_AIM OF THE TASK:_
The entries underneath need to be duplicated exactly, with none omitted.

--------------------------------------------------

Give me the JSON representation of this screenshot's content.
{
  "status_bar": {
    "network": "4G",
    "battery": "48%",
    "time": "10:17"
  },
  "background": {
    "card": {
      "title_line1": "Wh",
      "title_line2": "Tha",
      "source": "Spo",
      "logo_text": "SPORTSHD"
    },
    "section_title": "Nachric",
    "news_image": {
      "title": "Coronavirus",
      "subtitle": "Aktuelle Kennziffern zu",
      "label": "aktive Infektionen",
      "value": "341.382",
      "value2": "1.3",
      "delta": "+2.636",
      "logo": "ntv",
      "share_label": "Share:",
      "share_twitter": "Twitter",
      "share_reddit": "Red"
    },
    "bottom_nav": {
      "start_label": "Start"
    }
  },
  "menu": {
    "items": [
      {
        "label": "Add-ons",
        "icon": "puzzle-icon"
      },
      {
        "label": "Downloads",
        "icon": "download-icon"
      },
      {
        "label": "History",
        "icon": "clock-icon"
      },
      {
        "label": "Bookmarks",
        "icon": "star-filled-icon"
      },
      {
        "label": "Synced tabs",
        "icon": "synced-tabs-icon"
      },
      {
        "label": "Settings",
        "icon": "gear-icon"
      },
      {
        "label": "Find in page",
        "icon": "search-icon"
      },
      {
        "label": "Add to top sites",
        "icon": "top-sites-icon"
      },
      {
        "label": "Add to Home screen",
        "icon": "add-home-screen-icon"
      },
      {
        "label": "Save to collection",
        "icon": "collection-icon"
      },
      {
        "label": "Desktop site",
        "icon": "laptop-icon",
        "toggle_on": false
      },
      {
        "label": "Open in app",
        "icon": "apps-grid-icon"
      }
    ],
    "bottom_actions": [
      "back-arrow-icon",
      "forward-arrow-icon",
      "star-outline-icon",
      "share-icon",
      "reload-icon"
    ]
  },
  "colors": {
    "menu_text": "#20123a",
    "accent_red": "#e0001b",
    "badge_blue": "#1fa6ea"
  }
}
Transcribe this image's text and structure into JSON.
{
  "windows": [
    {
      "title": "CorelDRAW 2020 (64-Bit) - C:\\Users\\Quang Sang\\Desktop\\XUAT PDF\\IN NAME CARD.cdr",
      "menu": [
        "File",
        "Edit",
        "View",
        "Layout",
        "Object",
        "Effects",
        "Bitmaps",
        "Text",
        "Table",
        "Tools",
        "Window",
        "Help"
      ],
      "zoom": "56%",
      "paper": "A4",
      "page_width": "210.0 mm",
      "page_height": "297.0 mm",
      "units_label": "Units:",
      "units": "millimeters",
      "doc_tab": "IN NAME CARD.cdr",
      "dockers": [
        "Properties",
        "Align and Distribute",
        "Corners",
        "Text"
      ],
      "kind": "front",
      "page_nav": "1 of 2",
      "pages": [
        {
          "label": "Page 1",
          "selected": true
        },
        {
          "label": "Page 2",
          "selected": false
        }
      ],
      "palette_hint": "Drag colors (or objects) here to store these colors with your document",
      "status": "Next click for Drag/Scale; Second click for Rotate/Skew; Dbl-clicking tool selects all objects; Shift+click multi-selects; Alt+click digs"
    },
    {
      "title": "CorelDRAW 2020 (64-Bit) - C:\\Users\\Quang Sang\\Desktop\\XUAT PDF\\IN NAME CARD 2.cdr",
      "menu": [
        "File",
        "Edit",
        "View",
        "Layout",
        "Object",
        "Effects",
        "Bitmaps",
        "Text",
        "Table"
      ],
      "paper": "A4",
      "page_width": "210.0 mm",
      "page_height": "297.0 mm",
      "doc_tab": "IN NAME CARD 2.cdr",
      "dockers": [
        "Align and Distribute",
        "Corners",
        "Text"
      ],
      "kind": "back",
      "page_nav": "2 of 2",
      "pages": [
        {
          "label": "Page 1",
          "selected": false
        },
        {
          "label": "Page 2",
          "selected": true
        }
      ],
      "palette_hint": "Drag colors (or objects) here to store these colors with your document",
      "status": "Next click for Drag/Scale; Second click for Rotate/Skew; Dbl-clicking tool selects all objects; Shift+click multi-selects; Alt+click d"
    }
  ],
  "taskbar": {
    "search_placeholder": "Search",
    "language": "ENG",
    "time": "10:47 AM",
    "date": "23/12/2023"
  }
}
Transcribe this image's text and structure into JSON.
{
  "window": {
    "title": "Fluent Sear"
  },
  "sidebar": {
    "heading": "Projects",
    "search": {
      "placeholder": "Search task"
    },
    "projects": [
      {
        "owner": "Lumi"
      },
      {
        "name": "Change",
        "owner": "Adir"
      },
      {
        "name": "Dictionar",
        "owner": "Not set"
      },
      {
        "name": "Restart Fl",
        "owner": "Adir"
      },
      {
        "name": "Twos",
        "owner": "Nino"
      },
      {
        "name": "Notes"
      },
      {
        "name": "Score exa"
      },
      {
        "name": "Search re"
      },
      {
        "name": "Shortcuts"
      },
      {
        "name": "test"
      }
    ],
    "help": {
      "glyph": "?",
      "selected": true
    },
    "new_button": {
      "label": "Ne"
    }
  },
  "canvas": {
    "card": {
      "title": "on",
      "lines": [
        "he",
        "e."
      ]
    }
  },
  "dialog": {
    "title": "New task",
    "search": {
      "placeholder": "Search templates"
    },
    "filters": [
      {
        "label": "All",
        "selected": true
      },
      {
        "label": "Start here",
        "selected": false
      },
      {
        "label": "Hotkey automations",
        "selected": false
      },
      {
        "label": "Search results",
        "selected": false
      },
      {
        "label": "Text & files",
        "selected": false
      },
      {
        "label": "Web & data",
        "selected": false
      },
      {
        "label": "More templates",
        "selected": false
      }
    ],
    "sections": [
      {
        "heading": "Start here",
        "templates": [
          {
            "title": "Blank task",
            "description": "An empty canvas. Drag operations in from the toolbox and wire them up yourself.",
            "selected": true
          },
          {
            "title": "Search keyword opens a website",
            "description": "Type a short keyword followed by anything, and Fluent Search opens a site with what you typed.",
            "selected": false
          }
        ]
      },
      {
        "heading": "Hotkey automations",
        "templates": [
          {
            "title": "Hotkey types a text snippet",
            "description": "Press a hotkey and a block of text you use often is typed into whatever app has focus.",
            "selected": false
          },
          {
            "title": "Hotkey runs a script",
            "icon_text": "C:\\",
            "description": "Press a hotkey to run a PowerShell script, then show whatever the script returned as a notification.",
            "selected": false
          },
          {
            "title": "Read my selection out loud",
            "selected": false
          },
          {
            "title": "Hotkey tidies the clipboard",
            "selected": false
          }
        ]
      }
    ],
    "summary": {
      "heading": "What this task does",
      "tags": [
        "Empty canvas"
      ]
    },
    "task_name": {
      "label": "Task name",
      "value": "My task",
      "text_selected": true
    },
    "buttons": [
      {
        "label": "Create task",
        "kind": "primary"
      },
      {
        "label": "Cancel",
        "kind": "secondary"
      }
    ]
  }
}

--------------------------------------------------

_EXPECTED OUTPUT:_
Give me the JSON representation of this screenshot's content.
{
  "status_bar": {
    "network": "4G",
    "battery": "48%",
    "time": "10:17"
  },
  "background": {
    "card": {
      "title_line1": "Wh",
      "title_line2": "Tha",
      "source": "Spo",
      "logo_text": "SPORTSHD"
    },
    "section_title": "Nachric",
    "news_image": {
      "title": "Coronavirus",
      "subtitle": "Aktuelle Kennziffern zu",
      "label": "aktive Infektionen",
      "value": "341.382",
      "value2": "1.3",
      "delta": "+2.636",
      "logo": "ntv",
      "share_label": "Share:",
      "share_twitter": "Twitter",
      "share_reddit": "Red"
    },
    "bottom_nav": {
      "start_label": "Start"
    }
  },
  "menu": {
    "items": [
      {
        "label": "Add-ons",
        "icon": "puzzle-icon"
      },
      {
        "label": "Downloads",
        "icon": "download-icon"
      },
      {
        "label": "History",
        "icon": "clock-icon"
      },
      {
        "label": "Bookmarks",
        "icon": "star-filled-icon"
      },
      {
        "label": "Synced tabs",
        "icon": "synced-tabs-icon"
      },
      {
        "label": "Settings",
        "icon": "gear-icon"
      },
      {
        "label": "Find in page",
        "icon": "search-icon"
      },
      {
        "label": "Add to top sites",
        "icon": "top-sites-icon"
      },
      {
        "label": "Add to Home screen",
        "icon": "add-home-screen-icon"
      },
      {
        "label": "Save to collection",
        "icon": "collection-icon"
      },
      {
        "label": "Desktop site",
        "icon": "laptop-icon",
        "toggle_on": false
      },
      {
        "label": "Open in app",
        "icon": "apps-grid-icon"
      }
    ],
    "bottom_actions": [
      "back-arrow-icon",
      "forward-arrow-icon",
      "star-outline-icon",
      "share-icon",
      "reload-icon"
    ]
  },
  "colors": {
    "menu_text": "#20123a",
    "accent_red": "#e0001b",
    "badge_blue": "#1fa6ea"
  }
}
Transcribe this image's text and structure into JSON.
{
  "windows": [
    {
      "title": "CorelDRAW 2020 (64-Bit) - C:\\Users\\Quang Sang\\Desktop\\XUAT PDF\\IN NAME CARD.cdr",
      "menu": [
        "File",
        "Edit",
        "View",
        "Layout",
        "Object",
        "Effects",
        "Bitmaps",
        "Text",
        "Table",
        "Tools",
        "Window",
        "Help"
      ],
      "zoom": "56%",
      "paper": "A4",
      "page_width": "210.0 mm",
      "page_height": "297.0 mm",
      "units_label": "Units:",
      "units": "millimeters",
      "doc_tab": "IN NAME CARD.cdr",
      "dockers": [
        "Properties",
        "Align and Distribute",
        "Corners",
        "Text"
      ],
      "kind": "front",
      "page_nav": "1 of 2",
      "pages": [
        {
          "label": "Page 1",
          "selected": true
        },
        {
          "label": "Page 2",
          "selected": false
        }
      ],
      "palette_hint": "Drag colors (or objects) here to store these colors with your document",
      "status": "Next click for Drag/Scale; Second click for Rotate/Skew; Dbl-clicking tool selects all objects; Shift+click multi-selects; Alt+click digs"
    },
    {
      "title": "CorelDRAW 2020 (64-Bit) - C:\\Users\\Quang Sang\\Desktop\\XUAT PDF\\IN NAME CARD 2.cdr",
      "menu": [
        "File",
        "Edit",
        "View",
        "Layout",
        "Object",
        "Effects",
        "Bitmaps",
        "Text",
        "Table"
      ],
      "paper": "A4",
      "page_width": "210.0 mm",
      "page_height": "297.0 mm",
      "doc_tab": "IN NAME CARD 2.cdr",
      "dockers": [
        "Align and Distribute",
        "Corners",
        "Text"
      ],
      "kind": "back",
      "page_nav": "2 of 2",
      "pages": [
        {
          "label": "Page 1",
          "selected": false
        },
        {
          "label": "Page 2",
          "selected": true
        }
      ],
      "palette_hint": "Drag colors (or objects) here to store these colors with your document",
      "status": "Next click for Drag/Scale; Second click for Rotate/Skew; Dbl-clicking tool selects all objects; Shift+click multi-selects; Alt+click d"
    }
  ],
  "taskbar": {
    "search_placeholder": "Search",
    "language": "ENG",
    "time": "10:47 AM",
    "date": "23/12/2023"
  }
}
Transcribe this image's text and structure into JSON.
{
  "window": {
    "title": "Fluent Sear"
  },
  "sidebar": {
    "heading": "Projects",
    "search": {
      "placeholder": "Search task"
    },
    "projects": [
      {
        "owner": "Lumi"
      },
      {
        "name": "Change",
        "owner": "Adir"
      },
      {
        "name": "Dictionar",
        "owner": "Not set"
      },
      {
        "name": "Restart Fl",
        "owner": "Adir"
      },
      {
        "name": "Twos",
        "owner": "Nino"
      },
      {
        "name": "Notes"
      },
      {
        "name": "Score exa"
      },
      {
        "name": "Search re"
      },
      {
        "name": "Shortcuts"
      },
      {
        "name": "test"
      }
    ],
    "help": {
      "glyph": "?",
      "selected": true
    },
    "new_button": {
      "label": "Ne"
    }
  },
  "canvas": {
    "card": {
      "title": "on",
      "lines": [
        "he",
        "e."
      ]
    }
  },
  "dialog": {
    "title": "New task",
    "search": {
      "placeholder": "Search templates"
    },
    "filters": [
      {
        "label": "All",
        "selected": true
      },
      {
        "label": "Start here",
        "selected": false
      },
      {
        "label": "Hotkey automations",
        "selected": false
      },
      {
        "label": "Search results",
        "selected": false
      },
      {
        "label": "Text & files",
        "selected": false
      },
      {
        "label": "Web & data",
        "selected": false
      },
      {
        "label": "More templates",
        "selected": false
      }
    ],
    "sections": [
      {
        "heading": "Start here",
        "templates": [
          {
            "title": "Blank task",
            "description": "An empty canvas. Drag operations in from the toolbox and wire them up yourself.",
            "selected": true
          },
          {
            "title": "Search keyword opens a website",
            "description": "Type a short keyword followed by anything, and Fluent Search opens a site with what you typed.",
            "selected": false
          }
        ]
      },
      {
        "heading": "Hotkey automations",
        "templates": [
          {
            "title": "Hotkey types a text snippet",
            "description": "Press a hotkey and a block of text you use often is typed into whatever app has focus.",
            "selected": false
          },
          {
            "title": "Hotkey runs a script",
            "icon_text": "C:\\",
            "description": "Press a hotkey to run a PowerShell script, then show whatever the script returned as a notification.",
            "selected": false
          },
          {
            "title": "Read my selection out loud",
            "selected": false
          },
          {
            "title": "Hotkey tidies the clipboard",
            "selected": false
          }
        ]
      }
    ],
    "summary": {
      "heading": "What this task does",
      "tags": [
        "Empty canvas"
      ]
    },
    "task_name": {
      "label": "Task name",
      "value": "My task",
      "text_selected": true
    },
    "buttons": [
      {
        "label": "Create task",
        "kind": "primary"
      },
      {
        "label": "Cancel",
        "kind": "secondary"
      }
    ]
  }
}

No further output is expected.